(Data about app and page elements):
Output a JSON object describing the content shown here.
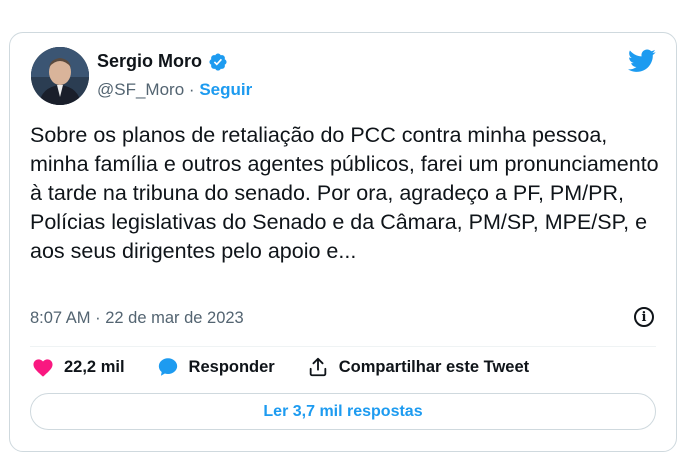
{
  "author": {
    "name": "Sergio Moro",
    "handle": "@SF_Moro",
    "separator": "·",
    "follow_label": "Seguir"
  },
  "tweet": {
    "text": "Sobre os planos de retaliação do PCC contra minha pessoa, minha família e outros agentes públicos, farei um pronunciamento à tarde na tribuna do senado. Por ora, agradeço a PF, PM/PR, Polícias legislativas do Senado e da Câmara, PM/SP, MPE/SP, e aos seus dirigentes pelo apoio e...",
    "timestamp": "8:07 AM · 22 de mar de 2023"
  },
  "actions": {
    "likes": "22,2 mil",
    "reply_label": "Responder",
    "share_label": "Compartilhar este Tweet"
  },
  "replies_button": "Ler 3,7 mil respostas",
  "icons": {
    "like": "heart-icon",
    "reply": "speech-bubble-icon",
    "share": "share-arrow-icon",
    "info": "info-icon",
    "brand": "twitter-bird-icon",
    "verified": "verified-badge-icon"
  },
  "colors": {
    "accent": "#1d9bf0",
    "like": "#f91880",
    "text": "#0f1419",
    "secondary": "#536471"
  }
}
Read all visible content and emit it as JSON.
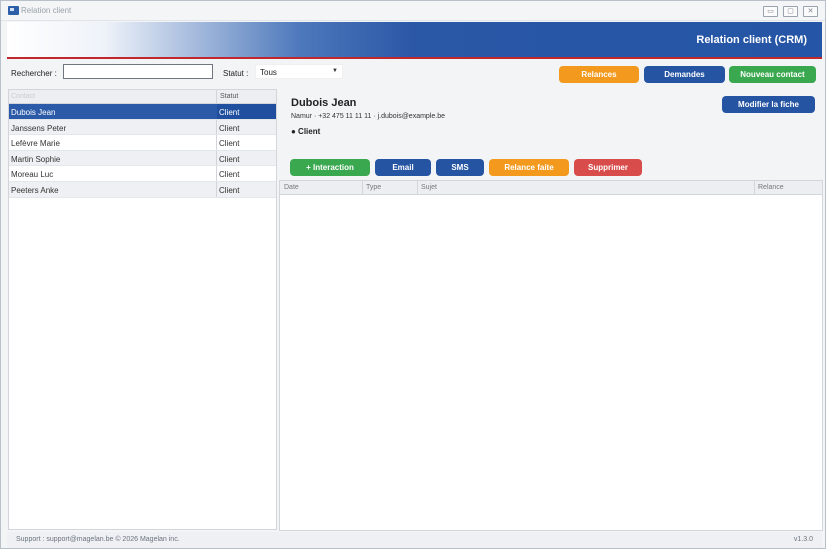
{
  "window": {
    "title": "Relation client",
    "app_icon": "app-icon"
  },
  "banner": {
    "title": "Relation client (CRM)",
    "accent_color": "#c0282e",
    "brand_color": "#2555a6"
  },
  "search": {
    "label": "Rechercher :",
    "value": "",
    "status_label": "Statut :",
    "status_value": "Tous"
  },
  "toolbar": {
    "relances": "Relances",
    "demandes": "Demandes",
    "nouveau_contact": "Nouveau contact"
  },
  "contacts": {
    "columns": [
      "Contact",
      "Statut"
    ],
    "rows": [
      {
        "name": "Dubois Jean",
        "status": "Client"
      },
      {
        "name": "Janssens Peter",
        "status": "Client"
      },
      {
        "name": "Lefèvre Marie",
        "status": "Client"
      },
      {
        "name": "Martin Sophie",
        "status": "Client"
      },
      {
        "name": "Moreau Luc",
        "status": "Client"
      },
      {
        "name": "Peeters Anke",
        "status": "Client"
      }
    ]
  },
  "detail": {
    "name": "Dubois Jean",
    "meta": "Namur  ·  +32 475 11 11 11  ·  j.dubois@example.be",
    "status": "● Client",
    "modify_button": "Modifier la fiche"
  },
  "actions": {
    "interaction": "+ Interaction",
    "email": "Email",
    "sms": "SMS",
    "relance_faite": "Relance faite",
    "supprimer": "Supprimer"
  },
  "interactions": {
    "columns": [
      "Date",
      "Type",
      "Sujet",
      "Relance"
    ]
  },
  "footer": {
    "support": "Support : support@magelan.be   © 2026 Magelan inc.",
    "version": "v1.3.0"
  }
}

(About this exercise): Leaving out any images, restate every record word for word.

(Answer space):
Output a JSON object describing the content shown here.
{
  "author": {
    "name": "Sergio Moro",
    "handle": "@SF_Moro",
    "separator": "·",
    "follow_label": "Seguir"
  },
  "tweet": {
    "text": "Sobre os planos de retaliação do PCC contra minha pessoa, minha família e outros agentes públicos, farei um pronunciamento à tarde na tribuna do senado. Por ora, agradeço a PF, PM/PR, Polícias legislativas do Senado e da Câmara, PM/SP, MPE/SP, e aos seus dirigentes pelo apoio e...",
    "timestamp": "8:07 AM · 22 de mar de 2023"
  },
  "actions": {
    "likes": "22,2 mil",
    "reply_label": "Responder",
    "share_label": "Compartilhar este Tweet"
  },
  "replies_button": "Ler 3,7 mil respostas",
  "icons": {
    "like": "heart-icon",
    "reply": "speech-bubble-icon",
    "share": "share-arrow-icon",
    "info": "info-icon",
    "brand": "twitter-bird-icon",
    "verified": "verified-badge-icon"
  },
  "colors": {
    "accent": "#1d9bf0",
    "like": "#f91880",
    "text": "#0f1419",
    "secondary": "#536471"
  }
}
Read all visible content and emit it as JSON.
{
  "window": {
    "title": "Relation client",
    "app_icon": "app-icon"
  },
  "banner": {
    "title": "Relation client (CRM)",
    "accent_color": "#c0282e",
    "brand_color": "#2555a6"
  },
  "search": {
    "label": "Rechercher :",
    "value": "",
    "status_label": "Statut :",
    "status_value": "Tous"
  },
  "toolbar": {
    "relances": "Relances",
    "demandes": "Demandes",
    "nouveau_contact": "Nouveau contact"
  },
  "contacts": {
    "columns": [
      "Contact",
      "Statut"
    ],
    "rows": [
      {
        "name": "Dubois Jean",
        "status": "Client"
      },
      {
        "name": "Janssens Peter",
        "status": "Client"
      },
      {
        "name": "Lefèvre Marie",
        "status": "Client"
      },
      {
        "name": "Martin Sophie",
        "status": "Client"
      },
      {
        "name": "Moreau Luc",
        "status": "Client"
      },
      {
        "name": "Peeters Anke",
        "status": "Client"
      }
    ]
  },
  "detail": {
    "name": "Dubois Jean",
    "meta": "Namur  ·  +32 475 11 11 11  ·  j.dubois@example.be",
    "status": "● Client",
    "modify_button": "Modifier la fiche"
  },
  "actions": {
    "interaction": "+ Interaction",
    "email": "Email",
    "sms": "SMS",
    "relance_faite": "Relance faite",
    "supprimer": "Supprimer"
  },
  "interactions": {
    "columns": [
      "Date",
      "Type",
      "Sujet",
      "Relance"
    ]
  },
  "footer": {
    "support": "Support : support@magelan.be   © 2026 Magelan inc.",
    "version": "v1.3.0"
  }
}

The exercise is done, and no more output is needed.